● **TASK INSTRUCTIONS**
Images should be left out, and everything else in the listing reproduced exactly.

● **PROVIDED ENTRIES**

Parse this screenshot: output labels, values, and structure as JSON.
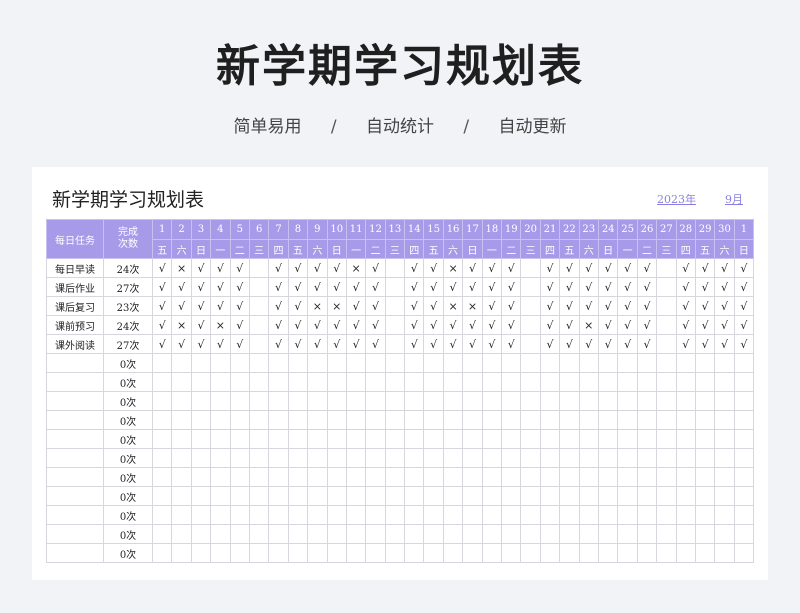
{
  "header": {
    "title": "新学期学习规划表",
    "features": [
      "简单易用",
      "自动统计",
      "自动更新"
    ],
    "separator": "/"
  },
  "sheet": {
    "title": "新学期学习规划表",
    "year": "2023年",
    "month": "9月",
    "col_task_header": "每日任务",
    "col_count_header": "完成次数",
    "days": [
      "1",
      "2",
      "3",
      "4",
      "5",
      "6",
      "7",
      "8",
      "9",
      "10",
      "11",
      "12",
      "13",
      "14",
      "15",
      "16",
      "17",
      "18",
      "19",
      "20",
      "21",
      "22",
      "23",
      "24",
      "25",
      "26",
      "27",
      "28",
      "29",
      "30",
      "1"
    ],
    "weekdays": [
      "五",
      "六",
      "日",
      "一",
      "二",
      "三",
      "四",
      "五",
      "六",
      "日",
      "一",
      "二",
      "三",
      "四",
      "五",
      "六",
      "日",
      "一",
      "二",
      "三",
      "四",
      "五",
      "六",
      "日",
      "一",
      "二",
      "三",
      "四",
      "五",
      "六",
      "日"
    ],
    "rows": [
      {
        "task": "每日早读",
        "count": "24次",
        "marks": [
          "√",
          "×",
          "√",
          "√",
          "√",
          "",
          "√",
          "√",
          "√",
          "√",
          "×",
          "√",
          "",
          "√",
          "√",
          "×",
          "√",
          "√",
          "√",
          "",
          "√",
          "√",
          "√",
          "√",
          "√",
          "√",
          "",
          "√",
          "√",
          "√",
          "√"
        ]
      },
      {
        "task": "课后作业",
        "count": "27次",
        "marks": [
          "√",
          "√",
          "√",
          "√",
          "√",
          "",
          "√",
          "√",
          "√",
          "√",
          "√",
          "√",
          "",
          "√",
          "√",
          "√",
          "√",
          "√",
          "√",
          "",
          "√",
          "√",
          "√",
          "√",
          "√",
          "√",
          "",
          "√",
          "√",
          "√",
          "√"
        ]
      },
      {
        "task": "课后复习",
        "count": "23次",
        "marks": [
          "√",
          "√",
          "√",
          "√",
          "√",
          "",
          "√",
          "√",
          "×",
          "×",
          "√",
          "√",
          "",
          "√",
          "√",
          "×",
          "×",
          "√",
          "√",
          "",
          "√",
          "√",
          "√",
          "√",
          "√",
          "√",
          "",
          "√",
          "√",
          "√",
          "√"
        ]
      },
      {
        "task": "课前预习",
        "count": "24次",
        "marks": [
          "√",
          "×",
          "√",
          "×",
          "√",
          "",
          "√",
          "√",
          "√",
          "√",
          "√",
          "√",
          "",
          "√",
          "√",
          "√",
          "√",
          "√",
          "√",
          "",
          "√",
          "√",
          "×",
          "√",
          "√",
          "√",
          "",
          "√",
          "√",
          "√",
          "√"
        ]
      },
      {
        "task": "课外阅读",
        "count": "27次",
        "marks": [
          "√",
          "√",
          "√",
          "√",
          "√",
          "",
          "√",
          "√",
          "√",
          "√",
          "√",
          "√",
          "",
          "√",
          "√",
          "√",
          "√",
          "√",
          "√",
          "",
          "√",
          "√",
          "√",
          "√",
          "√",
          "√",
          "",
          "√",
          "√",
          "√",
          "√"
        ]
      },
      {
        "task": "",
        "count": "0次",
        "marks": []
      },
      {
        "task": "",
        "count": "0次",
        "marks": []
      },
      {
        "task": "",
        "count": "0次",
        "marks": []
      },
      {
        "task": "",
        "count": "0次",
        "marks": []
      },
      {
        "task": "",
        "count": "0次",
        "marks": []
      },
      {
        "task": "",
        "count": "0次",
        "marks": []
      },
      {
        "task": "",
        "count": "0次",
        "marks": []
      },
      {
        "task": "",
        "count": "0次",
        "marks": []
      },
      {
        "task": "",
        "count": "0次",
        "marks": []
      },
      {
        "task": "",
        "count": "0次",
        "marks": []
      },
      {
        "task": "",
        "count": "0次",
        "marks": []
      }
    ]
  },
  "colors": {
    "header_bg": "#a79ae9",
    "page_bg": "#f2f3f7",
    "accent": "#8a7fe0"
  }
}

● **ANSWER AREA**
Parse this screenshot: output labels, values, and structure as JSON.
{
  "header": {
    "title": "新学期学习规划表",
    "features": [
      "简单易用",
      "自动统计",
      "自动更新"
    ],
    "separator": "/"
  },
  "sheet": {
    "title": "新学期学习规划表",
    "year": "2023年",
    "month": "9月",
    "col_task_header": "每日任务",
    "col_count_header": "完成次数",
    "days": [
      "1",
      "2",
      "3",
      "4",
      "5",
      "6",
      "7",
      "8",
      "9",
      "10",
      "11",
      "12",
      "13",
      "14",
      "15",
      "16",
      "17",
      "18",
      "19",
      "20",
      "21",
      "22",
      "23",
      "24",
      "25",
      "26",
      "27",
      "28",
      "29",
      "30",
      "1"
    ],
    "weekdays": [
      "五",
      "六",
      "日",
      "一",
      "二",
      "三",
      "四",
      "五",
      "六",
      "日",
      "一",
      "二",
      "三",
      "四",
      "五",
      "六",
      "日",
      "一",
      "二",
      "三",
      "四",
      "五",
      "六",
      "日",
      "一",
      "二",
      "三",
      "四",
      "五",
      "六",
      "日"
    ],
    "rows": [
      {
        "task": "每日早读",
        "count": "24次",
        "marks": [
          "√",
          "×",
          "√",
          "√",
          "√",
          "",
          "√",
          "√",
          "√",
          "√",
          "×",
          "√",
          "",
          "√",
          "√",
          "×",
          "√",
          "√",
          "√",
          "",
          "√",
          "√",
          "√",
          "√",
          "√",
          "√",
          "",
          "√",
          "√",
          "√",
          "√"
        ]
      },
      {
        "task": "课后作业",
        "count": "27次",
        "marks": [
          "√",
          "√",
          "√",
          "√",
          "√",
          "",
          "√",
          "√",
          "√",
          "√",
          "√",
          "√",
          "",
          "√",
          "√",
          "√",
          "√",
          "√",
          "√",
          "",
          "√",
          "√",
          "√",
          "√",
          "√",
          "√",
          "",
          "√",
          "√",
          "√",
          "√"
        ]
      },
      {
        "task": "课后复习",
        "count": "23次",
        "marks": [
          "√",
          "√",
          "√",
          "√",
          "√",
          "",
          "√",
          "√",
          "×",
          "×",
          "√",
          "√",
          "",
          "√",
          "√",
          "×",
          "×",
          "√",
          "√",
          "",
          "√",
          "√",
          "√",
          "√",
          "√",
          "√",
          "",
          "√",
          "√",
          "√",
          "√"
        ]
      },
      {
        "task": "课前预习",
        "count": "24次",
        "marks": [
          "√",
          "×",
          "√",
          "×",
          "√",
          "",
          "√",
          "√",
          "√",
          "√",
          "√",
          "√",
          "",
          "√",
          "√",
          "√",
          "√",
          "√",
          "√",
          "",
          "√",
          "√",
          "×",
          "√",
          "√",
          "√",
          "",
          "√",
          "√",
          "√",
          "√"
        ]
      },
      {
        "task": "课外阅读",
        "count": "27次",
        "marks": [
          "√",
          "√",
          "√",
          "√",
          "√",
          "",
          "√",
          "√",
          "√",
          "√",
          "√",
          "√",
          "",
          "√",
          "√",
          "√",
          "√",
          "√",
          "√",
          "",
          "√",
          "√",
          "√",
          "√",
          "√",
          "√",
          "",
          "√",
          "√",
          "√",
          "√"
        ]
      },
      {
        "task": "",
        "count": "0次",
        "marks": []
      },
      {
        "task": "",
        "count": "0次",
        "marks": []
      },
      {
        "task": "",
        "count": "0次",
        "marks": []
      },
      {
        "task": "",
        "count": "0次",
        "marks": []
      },
      {
        "task": "",
        "count": "0次",
        "marks": []
      },
      {
        "task": "",
        "count": "0次",
        "marks": []
      },
      {
        "task": "",
        "count": "0次",
        "marks": []
      },
      {
        "task": "",
        "count": "0次",
        "marks": []
      },
      {
        "task": "",
        "count": "0次",
        "marks": []
      },
      {
        "task": "",
        "count": "0次",
        "marks": []
      },
      {
        "task": "",
        "count": "0次",
        "marks": []
      }
    ]
  },
  "colors": {
    "header_bg": "#a79ae9",
    "page_bg": "#f2f3f7",
    "accent": "#8a7fe0"
  }
}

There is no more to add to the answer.